Because he has such a great feel for team defense, Jones should allow the Rebels to play small with he and Dwayne Morgan serving as the only bigs on the floor. What they lack in size, they can make up for with quickness. And Jones may even be able to man the middle by himself in super small lineups surrounded by four guards, should Menzies choose to try that strategy. Jones allowed a miniscule 0.457 points per possession on post-ups last year, so he’s capable of locking down the painted area.
Rebounding would be an issue with a Jones/Morgan frontcourt—Jones grabbed a pedestrian 16.7 percent of available defensive rebounds last year, virtually the same rate as Morgan (16.5 percent)—but Jones and Morgan could switch all screens and give the Rebels the ability to match up against just about any offense in the Mountain West. And hey, maybe Jones’ experience will rub off on Morgan, too. Jones committed just 3.3 fouls per 40 minutes last year, so in the best-case scenario, he can give Morgan (7.1 fouls per 40) some pointers on how to defend without fouling.
I think it’s a safe bet that Jones will bring a lot of defensive value to the Rebels. Offensively, he’s less of a lock. He’s a big man who struggles to convert around the basket (he made just 52.1 percent of his shots at the rim last year), and he doesn’t really stretch the floor at all (he took just three 3-point attempts last year and only hit at 35.9 percent on all catch-and-shoot attempts). He relies mostly on isolation mid-range jumpers, which is statistically the least efficient type of offense. Almost 60 percent of all of his field goal attempts were 2-point jumpers, and he predictably did not convert at a high rate (39.8 percent).
In the games I watched, Jones wasn’t particularly active within the St. John’s offense. When he caught the ball in the mid-post, he was decisive about whether to drive or pass.
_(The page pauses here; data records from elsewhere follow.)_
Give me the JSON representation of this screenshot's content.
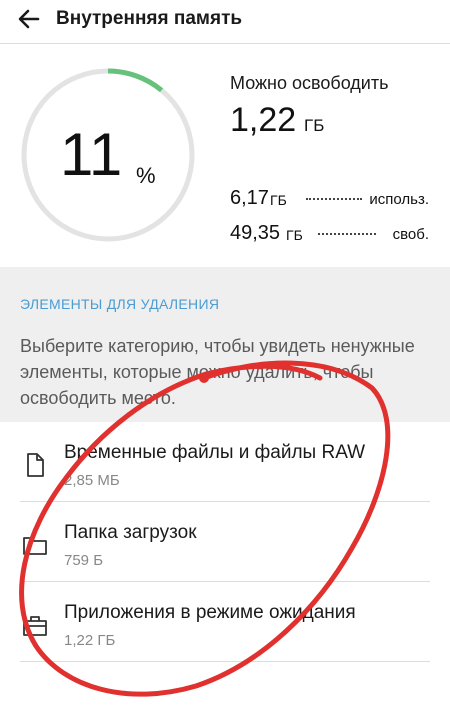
{
  "header": {
    "title": "Внутренняя память",
    "back_icon": "arrow-left-icon"
  },
  "usage": {
    "percent_value": "11",
    "percent_unit": "%",
    "percent": 11,
    "ring_track_color": "#e3e3e3",
    "ring_fill_color": "#66c27a"
  },
  "free": {
    "label": "Можно освободить",
    "value": "1,22",
    "unit": "ГБ"
  },
  "stats": [
    {
      "value": "6,17",
      "unit": "ГБ",
      "label": "использ."
    },
    {
      "value": "49,35",
      "unit": "ГБ",
      "label": "своб."
    }
  ],
  "section": {
    "header": "ЭЛЕМЕНТЫ ДЛЯ УДАЛЕНИЯ",
    "description": "Выберите категорию, чтобы увидеть ненужные элементы, которые можно удалить, чтобы освободить место.",
    "header_color": "#4a9cd2"
  },
  "items": [
    {
      "title": "Временные файлы и файлы RAW",
      "size": "2,85 МБ",
      "icon": "file-icon"
    },
    {
      "title": "Папка загрузок",
      "size": "759 Б",
      "icon": "folder-icon"
    },
    {
      "title": "Приложения в режиме ожидания",
      "size": "1,22 ГБ",
      "icon": "briefcase-icon"
    }
  ],
  "annotation_color": "#e0312f"
}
When he drove, it was usually one or two dribbles into the middle of the floor, where he would either pull up for a mid-range jumper, or a spin move toward the basket:
Jones also showed a good eye for passing. Most of the time, once he puts the ball on the floor he’s committed to shooting it. But when he did spot an open man, he did a good job of finding them for uncontested shots. There was one sequence where he turned the ball over twice on consecutive possessions against a full-court press, but other than that, he was careful but opportunistic with the ball:
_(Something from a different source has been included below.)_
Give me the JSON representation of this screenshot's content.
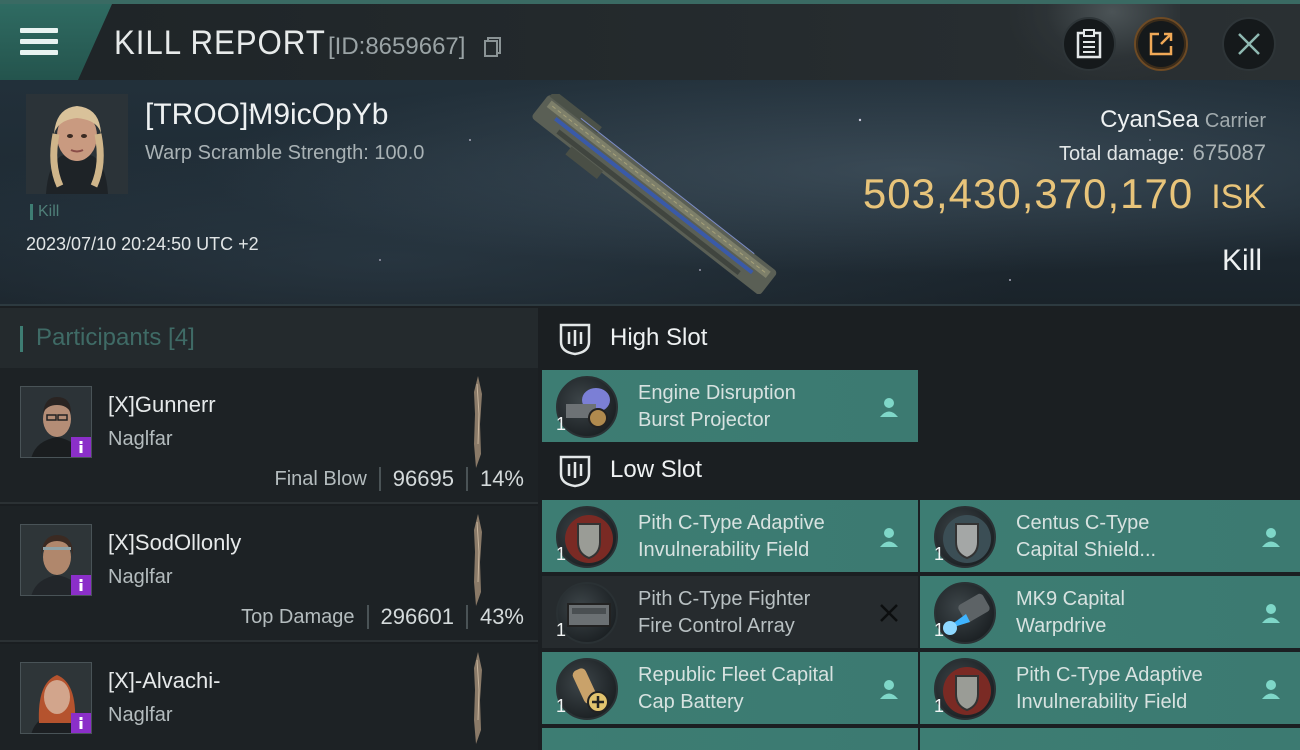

But as I said earlier, Jones just wasn’t very connected within the Red Storm offense. He spent most possessions setting ball screens around the top of the key and on the wings, but he wasn’t really used as a roll option heading toward the basket. And his lack of range ruled him out as a pick-and-pop outlet. That often left Jones setting screens and then wandering in the wilderness:
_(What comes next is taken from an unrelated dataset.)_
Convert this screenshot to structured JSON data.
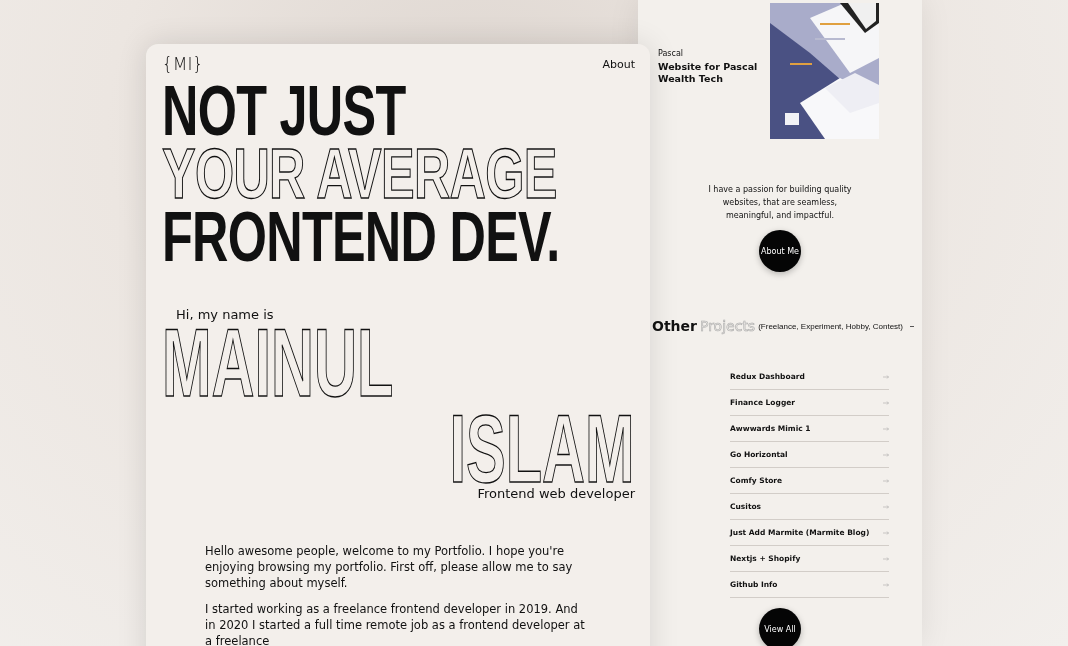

He’s also not much of a factor on the offensive glass, as Jones’ offensive rebounding rate of 5.8 percent was way behind Morgan’s 9.2 percent. That number was confirmed by the eye test; In the games I watched, Jones rarely went after offensive rebounds, even when he had superior position and a chance to battle for a putback opportunity:
Put it together, and Jones’ offensive package doesn’t look like it’s going to move the needle for UNLV. He doesn’t generate high-efficiency looks, he doesn’t space the floor and he doesn’t make a dent on the offensive glass. For a team that could struggle to score, he’s not going to create offense on his own.
But defensively, Jones can absolutely help the Rebels win games. Paired with Morgan, he gives Menzies a frontcourt with two forwards capable of defending across multiple positions. I think Jones will start for the Rebels, and between Jones, Morgan and incoming swingman Kris Clyburn, UNLV should have three really effective, versatile defenders in the starting lineup.
Will that be enough to make UNLV a good team in 2016-17? We’ll have to wait to see how all the pieces fit together on the court before we can make that judgment. But it’s safe to say Jones’ addition gives Menzies another quality piece to work with.